Openmoko frees developers from constraints of closed mobile architectures so they can apply the power of mobility and a flexible development platform to create mobile applications for specialized markets. Using the Openmoko mobile platform, the Free and Open Source Software (FOSS) community and developers can create unique versions of the FreeRunner phone, modifying the way the phone operates and even the way it looks. CAD files publicly available under a Creative Commons license make it easy for industrial designers to change the appearance of the Openmoko Neo FreeRunner and select alternate materials and finishes to tailor the phone’s look and feel. Distributors in the EU have already received shipments of the Openmoko Neo FreeRunner.
Pricing and availability
The Openmoko Neo FreeRunner has a suggested retail price of $399. Openmoko will restock and sell the phone directly from it its webshop www.openmoko.com and via distributors in the EU, India and North America.
Openmoko is the commercial and community driven effort with a mission to create open mobile products that empower developers and consumers to personalize their devices, much like a computer, in any way they see fit. Openmoko is dedicated to helping innovators bring freedom and flexibility to consumer electronics and vertical market devices. en.wikipedia.org/wiki/Apple_II and en.wikipedia.org/wiki/IBM_PC — reference manuals included complete schematics.

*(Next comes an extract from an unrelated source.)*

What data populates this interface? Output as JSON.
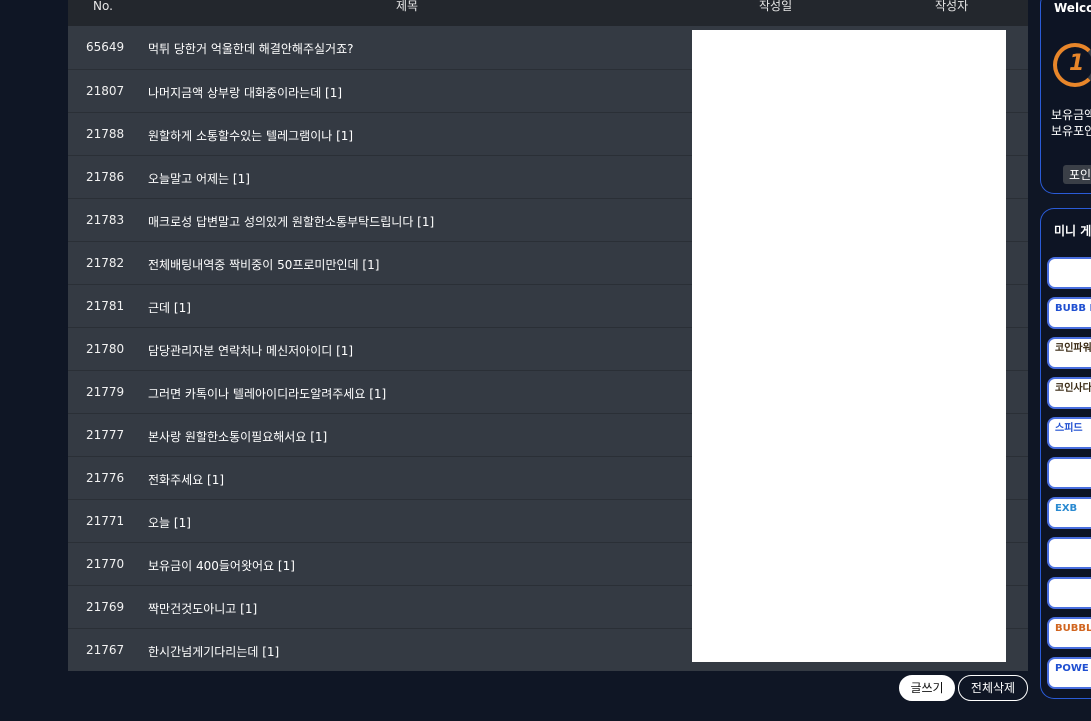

u-blox is a fabless semiconductor positioning solutions provider for the automotive, mobile communications and infrastructure markets. u-blox develops chips and complete modules based on the Global Navigation Satellite Systems (GNSS) including GPS and GALILEO. Founded in 1997 and headquartered in Switzerland, the u-blox group is listed on the SWX Swiss Exchange and has offices in the USA, in Singapore, Hong Kong, China, Taiwan, Korea and Japan.